Relaxing, breathing from the diaphragm, lowering the larynx, it's a lot to remember, but Mark sees no reason why everybody shouldn't be able to sing opera (to a greater or lesser degree) if they follow those techniques. “They would have to practise every day and some people have natural abilities. My speaking voice has changed over the years because of the training I've had, it's deepened. Some people think they have small voices and find it hard to sing, [but] if they follow the training, their voice will get stronger. A lot of it comes down to confidence. I'm not a natural musician, I've just persevered.” Does he practice every day? “Most days. Some days it's more of an effort and other days you're flying.”
Many operas are written in German, Italian or French and it could be a daunting prospect for the non-linguist to have to learn the words, understand them and then get the pronunciation right. It transpires however, that many touring companies will translate the operas into English to make them more accessible to a regional audience. “There is a move to go back to singing in the original language and to use sub-titles instead” says Mark. “I think serious opera can sound a bit silly in English, it can be difficult to translate to make it sound plausible. But a Mozart comedy or an operetta can be better in English because you get the immediate reaction from the audience. You get the laughs when you're supposed to get them, not half a minute later after they've read the sub-titles.”
Travelling is a big part of being an opera singer and in the week that we spoke, Mark had been on tour in Harrogate, Middlesbrough and Ipswich and was heading off to North Wales a couple of days later. But it does get a bit more exotic than that too. “I've sung in Japan, Vienna and at the Bregenz Festival on the floating stage on Lake Constance, which featured in the James Bond film Quantum of Solace.”

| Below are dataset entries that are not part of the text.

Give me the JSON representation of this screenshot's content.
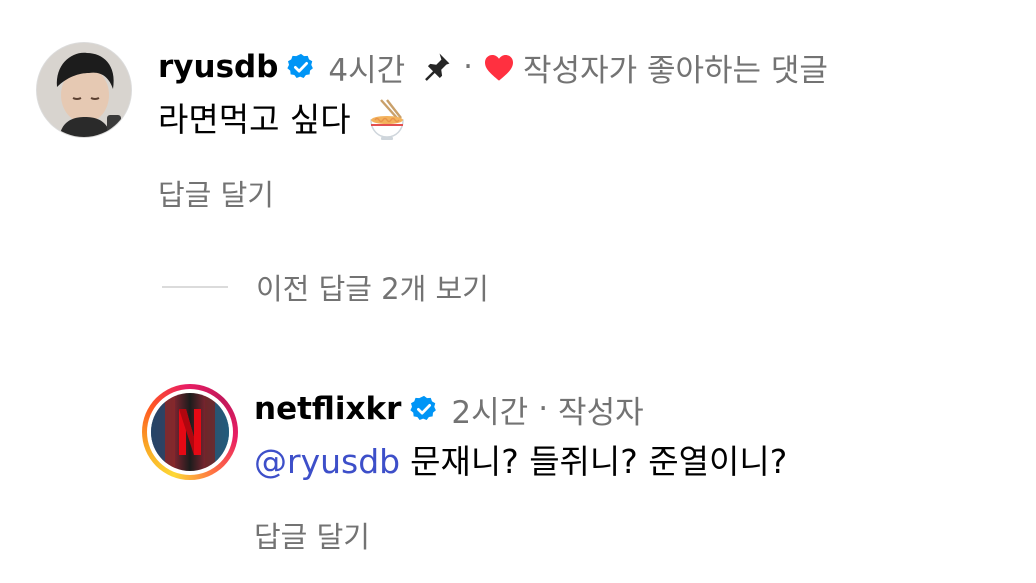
{
  "comment": {
    "username": "ryusdb",
    "time": "4시간",
    "separator": "·",
    "liked_by_author": "작성자가 좋아하는 댓글",
    "text": "라면먹고 싶다",
    "reply_label": "답글 달기",
    "icons": [
      "verified-badge-icon",
      "pin-icon",
      "heart-icon",
      "ramen-bowl-icon"
    ]
  },
  "view_replies": {
    "label": "이전 답글 2개 보기"
  },
  "reply": {
    "username": "netflixkr",
    "time": "2시간",
    "separator": "·",
    "author_badge": "작성자",
    "mention": "@ryusdb",
    "text": "문재니? 들쥐니? 준열이니?",
    "reply_label": "답글 달기",
    "avatar_logo": "N"
  },
  "colors": {
    "verified": "#0095f6",
    "heart": "#ff3040",
    "mention": "#3d4fc9",
    "muted": "#737373",
    "netflix_red": "#e50914"
  }
}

Opera is slowly becoming more mainstream as companies make efforts to reach out to new audiences. It helps that people like Mark perform in regional theatres and put on recitals in small towns and villages, making it less expensive and more accessible.
“When people hear the naked voice, they are blown away by it, because many people never hear live music” he says.
“It's very different from hearing singing using a microphone. You might hear a beautiful voice using a microphone, but it's not the same thing. The response I've had [to my performances] has been very positive which makes me want to continue doing it. As to whether opera as an art form is popular...it's not so much part of our culture as it is in Germany or Italy and it doesn't get as much state subsidy. Having said that, it's no more expensive than going to a football match and if you really want to go and see top quality opera, you can find cheap tickets, even at the Royal Opera House."
Baritones often play the comedy character or villain in operas, roles which Mark relishes. Which have been his favourite? “Verdi's Rigoletto is probably the pinnacle of any baritone's career. It's such a big role, it's probably my greatest achievement. Also Scarpia in Puccini's Tosca, when you are on stage for about 40 minutes. It's very intense, so those two roles stick out as my favourites.”
And what about his top three recommendations for those new to opera? “I would definitely go to see an opera in one of the big houses with a full orchestra. But if you want a quick taste of live opera, try a smaller one first and then you can see them on different scales. I would pick La bohème by Puccini, something by Mozart like Don Giovanni or Marriage of Figaro and Verdi's Rigoletto.”
Where to see Opera in Suffolk
There is also the Barrandov Opera (possibly the country's smallest opera house), near Needham Market and open air performances take place during the summer in some of our stately homes and schools. Keep an eye on our events list for further information.